:: PROBLEM TO SOLVE ::
An exact, complete copy of the data is all that is needed.

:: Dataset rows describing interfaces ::
______
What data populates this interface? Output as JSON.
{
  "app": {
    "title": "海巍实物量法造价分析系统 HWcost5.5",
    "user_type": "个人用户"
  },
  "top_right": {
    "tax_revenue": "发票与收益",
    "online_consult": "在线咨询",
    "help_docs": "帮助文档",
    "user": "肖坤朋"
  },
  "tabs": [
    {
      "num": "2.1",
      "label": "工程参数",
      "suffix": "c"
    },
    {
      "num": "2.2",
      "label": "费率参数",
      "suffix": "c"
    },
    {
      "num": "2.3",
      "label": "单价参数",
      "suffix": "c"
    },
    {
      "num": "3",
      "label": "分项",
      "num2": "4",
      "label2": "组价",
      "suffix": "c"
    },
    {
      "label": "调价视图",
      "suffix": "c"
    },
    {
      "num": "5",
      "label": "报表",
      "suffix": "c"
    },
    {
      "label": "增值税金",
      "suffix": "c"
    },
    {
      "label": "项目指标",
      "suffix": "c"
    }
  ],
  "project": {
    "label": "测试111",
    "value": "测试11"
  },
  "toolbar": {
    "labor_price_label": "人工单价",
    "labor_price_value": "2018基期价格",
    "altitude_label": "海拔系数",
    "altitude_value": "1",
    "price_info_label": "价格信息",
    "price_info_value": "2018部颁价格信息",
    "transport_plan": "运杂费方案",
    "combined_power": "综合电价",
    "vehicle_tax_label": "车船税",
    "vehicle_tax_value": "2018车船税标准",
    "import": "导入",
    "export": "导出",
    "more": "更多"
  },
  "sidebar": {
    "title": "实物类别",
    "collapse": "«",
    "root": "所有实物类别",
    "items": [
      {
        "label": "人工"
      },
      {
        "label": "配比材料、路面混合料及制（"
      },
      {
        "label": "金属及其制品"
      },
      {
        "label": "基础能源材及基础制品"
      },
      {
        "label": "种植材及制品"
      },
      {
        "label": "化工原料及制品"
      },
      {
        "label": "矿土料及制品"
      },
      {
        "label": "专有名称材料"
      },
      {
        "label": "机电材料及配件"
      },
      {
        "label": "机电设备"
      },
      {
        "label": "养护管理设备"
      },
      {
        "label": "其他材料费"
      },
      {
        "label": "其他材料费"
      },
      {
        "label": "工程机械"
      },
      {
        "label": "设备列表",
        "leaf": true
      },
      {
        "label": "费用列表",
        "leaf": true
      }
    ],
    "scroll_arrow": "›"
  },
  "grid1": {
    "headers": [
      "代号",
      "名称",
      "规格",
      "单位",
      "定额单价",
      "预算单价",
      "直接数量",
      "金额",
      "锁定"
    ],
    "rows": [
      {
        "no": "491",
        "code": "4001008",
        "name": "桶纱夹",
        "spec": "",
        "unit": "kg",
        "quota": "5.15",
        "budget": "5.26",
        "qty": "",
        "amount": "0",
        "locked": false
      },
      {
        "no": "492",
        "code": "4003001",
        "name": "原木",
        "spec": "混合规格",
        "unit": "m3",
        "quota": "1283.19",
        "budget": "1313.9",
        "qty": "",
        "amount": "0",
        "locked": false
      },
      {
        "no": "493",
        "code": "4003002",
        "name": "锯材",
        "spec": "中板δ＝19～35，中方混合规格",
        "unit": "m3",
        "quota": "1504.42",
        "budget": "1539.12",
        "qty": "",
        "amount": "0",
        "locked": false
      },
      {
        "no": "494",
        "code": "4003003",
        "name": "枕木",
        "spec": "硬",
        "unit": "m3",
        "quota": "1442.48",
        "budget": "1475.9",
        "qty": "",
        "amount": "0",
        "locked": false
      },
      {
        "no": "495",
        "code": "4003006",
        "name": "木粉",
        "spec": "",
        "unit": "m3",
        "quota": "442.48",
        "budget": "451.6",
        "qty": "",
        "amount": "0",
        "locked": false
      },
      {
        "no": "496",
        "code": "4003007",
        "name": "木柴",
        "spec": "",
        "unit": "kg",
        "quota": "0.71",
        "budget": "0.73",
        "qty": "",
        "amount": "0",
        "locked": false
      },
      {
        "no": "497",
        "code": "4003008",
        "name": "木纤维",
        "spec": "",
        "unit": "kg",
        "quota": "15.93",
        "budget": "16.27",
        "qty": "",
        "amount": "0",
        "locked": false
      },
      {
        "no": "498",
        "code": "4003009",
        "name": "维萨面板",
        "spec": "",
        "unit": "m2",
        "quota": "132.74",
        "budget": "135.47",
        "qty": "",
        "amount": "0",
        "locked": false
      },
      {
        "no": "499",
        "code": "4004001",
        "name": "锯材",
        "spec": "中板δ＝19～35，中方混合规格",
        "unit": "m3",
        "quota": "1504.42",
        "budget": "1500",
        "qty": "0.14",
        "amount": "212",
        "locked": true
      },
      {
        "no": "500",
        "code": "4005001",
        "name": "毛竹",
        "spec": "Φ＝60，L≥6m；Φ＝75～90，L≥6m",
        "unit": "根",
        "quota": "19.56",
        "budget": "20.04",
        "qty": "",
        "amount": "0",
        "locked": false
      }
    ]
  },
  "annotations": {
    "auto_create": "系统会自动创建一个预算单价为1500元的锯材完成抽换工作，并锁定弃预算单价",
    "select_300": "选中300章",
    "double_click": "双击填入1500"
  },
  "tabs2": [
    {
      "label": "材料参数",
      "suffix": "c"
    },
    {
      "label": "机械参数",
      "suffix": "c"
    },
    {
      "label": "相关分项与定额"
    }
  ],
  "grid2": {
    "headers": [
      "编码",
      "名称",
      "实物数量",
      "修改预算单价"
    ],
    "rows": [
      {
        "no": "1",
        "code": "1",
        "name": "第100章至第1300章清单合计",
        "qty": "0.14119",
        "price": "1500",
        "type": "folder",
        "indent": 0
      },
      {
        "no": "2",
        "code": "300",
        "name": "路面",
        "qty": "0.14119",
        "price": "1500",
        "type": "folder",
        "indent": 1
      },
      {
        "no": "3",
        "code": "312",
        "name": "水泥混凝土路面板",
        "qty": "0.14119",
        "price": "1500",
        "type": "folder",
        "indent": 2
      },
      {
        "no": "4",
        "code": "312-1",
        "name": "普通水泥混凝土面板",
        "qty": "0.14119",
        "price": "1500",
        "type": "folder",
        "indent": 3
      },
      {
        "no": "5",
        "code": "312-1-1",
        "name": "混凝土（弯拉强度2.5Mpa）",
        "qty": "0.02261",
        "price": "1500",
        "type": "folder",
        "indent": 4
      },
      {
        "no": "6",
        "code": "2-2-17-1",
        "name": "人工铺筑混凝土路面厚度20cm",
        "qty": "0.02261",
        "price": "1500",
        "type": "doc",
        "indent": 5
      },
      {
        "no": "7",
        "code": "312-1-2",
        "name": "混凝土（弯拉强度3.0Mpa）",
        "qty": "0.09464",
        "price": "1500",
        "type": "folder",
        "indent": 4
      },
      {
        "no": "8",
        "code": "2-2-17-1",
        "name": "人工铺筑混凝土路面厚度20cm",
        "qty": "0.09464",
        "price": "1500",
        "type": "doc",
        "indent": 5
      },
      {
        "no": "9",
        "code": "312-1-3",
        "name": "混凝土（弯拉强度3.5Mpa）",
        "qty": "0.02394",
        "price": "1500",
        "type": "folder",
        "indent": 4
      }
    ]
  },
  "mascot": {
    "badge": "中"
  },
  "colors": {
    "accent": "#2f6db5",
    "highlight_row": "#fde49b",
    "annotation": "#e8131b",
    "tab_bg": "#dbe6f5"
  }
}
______
:: RESPONSE BELOW ::
What data populates this interface? Output as JSON.
{
  "app": {
    "title": "海巍实物量法造价分析系统 HWcost5.5",
    "user_type": "个人用户"
  },
  "top_right": {
    "tax_revenue": "发票与收益",
    "online_consult": "在线咨询",
    "help_docs": "帮助文档",
    "user": "肖坤朋"
  },
  "tabs": [
    {
      "num": "2.1",
      "label": "工程参数",
      "suffix": "c"
    },
    {
      "num": "2.2",
      "label": "费率参数",
      "suffix": "c"
    },
    {
      "num": "2.3",
      "label": "单价参数",
      "suffix": "c"
    },
    {
      "num": "3",
      "label": "分项",
      "num2": "4",
      "label2": "组价",
      "suffix": "c"
    },
    {
      "label": "调价视图",
      "suffix": "c"
    },
    {
      "num": "5",
      "label": "报表",
      "suffix": "c"
    },
    {
      "label": "增值税金",
      "suffix": "c"
    },
    {
      "label": "项目指标",
      "suffix": "c"
    }
  ],
  "project": {
    "label": "测试111",
    "value": "测试11"
  },
  "toolbar": {
    "labor_price_label": "人工单价",
    "labor_price_value": "2018基期价格",
    "altitude_label": "海拔系数",
    "altitude_value": "1",
    "price_info_label": "价格信息",
    "price_info_value": "2018部颁价格信息",
    "transport_plan": "运杂费方案",
    "combined_power": "综合电价",
    "vehicle_tax_label": "车船税",
    "vehicle_tax_value": "2018车船税标准",
    "import": "导入",
    "export": "导出",
    "more": "更多"
  },
  "sidebar": {
    "title": "实物类别",
    "collapse": "«",
    "root": "所有实物类别",
    "items": [
      {
        "label": "人工"
      },
      {
        "label": "配比材料、路面混合料及制（"
      },
      {
        "label": "金属及其制品"
      },
      {
        "label": "基础能源材及基础制品"
      },
      {
        "label": "种植材及制品"
      },
      {
        "label": "化工原料及制品"
      },
      {
        "label": "矿土料及制品"
      },
      {
        "label": "专有名称材料"
      },
      {
        "label": "机电材料及配件"
      },
      {
        "label": "机电设备"
      },
      {
        "label": "养护管理设备"
      },
      {
        "label": "其他材料费"
      },
      {
        "label": "其他材料费"
      },
      {
        "label": "工程机械"
      },
      {
        "label": "设备列表",
        "leaf": true
      },
      {
        "label": "费用列表",
        "leaf": true
      }
    ],
    "scroll_arrow": "›"
  },
  "grid1": {
    "headers": [
      "代号",
      "名称",
      "规格",
      "单位",
      "定额单价",
      "预算单价",
      "直接数量",
      "金额",
      "锁定"
    ],
    "rows": [
      {
        "no": "491",
        "code": "4001008",
        "name": "桶纱夹",
        "spec": "",
        "unit": "kg",
        "quota": "5.15",
        "budget": "5.26",
        "qty": "",
        "amount": "0",
        "locked": false
      },
      {
        "no": "492",
        "code": "4003001",
        "name": "原木",
        "spec": "混合规格",
        "unit": "m3",
        "quota": "1283.19",
        "budget": "1313.9",
        "qty": "",
        "amount": "0",
        "locked": false
      },
      {
        "no": "493",
        "code": "4003002",
        "name": "锯材",
        "spec": "中板δ＝19～35，中方混合规格",
        "unit": "m3",
        "quota": "1504.42",
        "budget": "1539.12",
        "qty": "",
        "amount": "0",
        "locked": false
      },
      {
        "no": "494",
        "code": "4003003",
        "name": "枕木",
        "spec": "硬",
        "unit": "m3",
        "quota": "1442.48",
        "budget": "1475.9",
        "qty": "",
        "amount": "0",
        "locked": false
      },
      {
        "no": "495",
        "code": "4003006",
        "name": "木粉",
        "spec": "",
        "unit": "m3",
        "quota": "442.48",
        "budget": "451.6",
        "qty": "",
        "amount": "0",
        "locked": false
      },
      {
        "no": "496",
        "code": "4003007",
        "name": "木柴",
        "spec": "",
        "unit": "kg",
        "quota": "0.71",
        "budget": "0.73",
        "qty": "",
        "amount": "0",
        "locked": false
      },
      {
        "no": "497",
        "code": "4003008",
        "name": "木纤维",
        "spec": "",
        "unit": "kg",
        "quota": "15.93",
        "budget": "16.27",
        "qty": "",
        "amount": "0",
        "locked": false
      },
      {
        "no": "498",
        "code": "4003009",
        "name": "维萨面板",
        "spec": "",
        "unit": "m2",
        "quota": "132.74",
        "budget": "135.47",
        "qty": "",
        "amount": "0",
        "locked": false
      },
      {
        "no": "499",
        "code": "4004001",
        "name": "锯材",
        "spec": "中板δ＝19～35，中方混合规格",
        "unit": "m3",
        "quota": "1504.42",
        "budget": "1500",
        "qty": "0.14",
        "amount": "212",
        "locked": true
      },
      {
        "no": "500",
        "code": "4005001",
        "name": "毛竹",
        "spec": "Φ＝60，L≥6m；Φ＝75～90，L≥6m",
        "unit": "根",
        "quota": "19.56",
        "budget": "20.04",
        "qty": "",
        "amount": "0",
        "locked": false
      }
    ]
  },
  "annotations": {
    "auto_create": "系统会自动创建一个预算单价为1500元的锯材完成抽换工作，并锁定弃预算单价",
    "select_300": "选中300章",
    "double_click": "双击填入1500"
  },
  "tabs2": [
    {
      "label": "材料参数",
      "suffix": "c"
    },
    {
      "label": "机械参数",
      "suffix": "c"
    },
    {
      "label": "相关分项与定额"
    }
  ],
  "grid2": {
    "headers": [
      "编码",
      "名称",
      "实物数量",
      "修改预算单价"
    ],
    "rows": [
      {
        "no": "1",
        "code": "1",
        "name": "第100章至第1300章清单合计",
        "qty": "0.14119",
        "price": "1500",
        "type": "folder",
        "indent": 0
      },
      {
        "no": "2",
        "code": "300",
        "name": "路面",
        "qty": "0.14119",
        "price": "1500",
        "type": "folder",
        "indent": 1
      },
      {
        "no": "3",
        "code": "312",
        "name": "水泥混凝土路面板",
        "qty": "0.14119",
        "price": "1500",
        "type": "folder",
        "indent": 2
      },
      {
        "no": "4",
        "code": "312-1",
        "name": "普通水泥混凝土面板",
        "qty": "0.14119",
        "price": "1500",
        "type": "folder",
        "indent": 3
      },
      {
        "no": "5",
        "code": "312-1-1",
        "name": "混凝土（弯拉强度2.5Mpa）",
        "qty": "0.02261",
        "price": "1500",
        "type": "folder",
        "indent": 4
      },
      {
        "no": "6",
        "code": "2-2-17-1",
        "name": "人工铺筑混凝土路面厚度20cm",
        "qty": "0.02261",
        "price": "1500",
        "type": "doc",
        "indent": 5
      },
      {
        "no": "7",
        "code": "312-1-2",
        "name": "混凝土（弯拉强度3.0Mpa）",
        "qty": "0.09464",
        "price": "1500",
        "type": "folder",
        "indent": 4
      },
      {
        "no": "8",
        "code": "2-2-17-1",
        "name": "人工铺筑混凝土路面厚度20cm",
        "qty": "0.09464",
        "price": "1500",
        "type": "doc",
        "indent": 5
      },
      {
        "no": "9",
        "code": "312-1-3",
        "name": "混凝土（弯拉强度3.5Mpa）",
        "qty": "0.02394",
        "price": "1500",
        "type": "folder",
        "indent": 4
      }
    ]
  },
  "mascot": {
    "badge": "中"
  },
  "colors": {
    "accent": "#2f6db5",
    "highlight_row": "#fde49b",
    "annotation": "#e8131b",
    "tab_bg": "#dbe6f5"
  }
}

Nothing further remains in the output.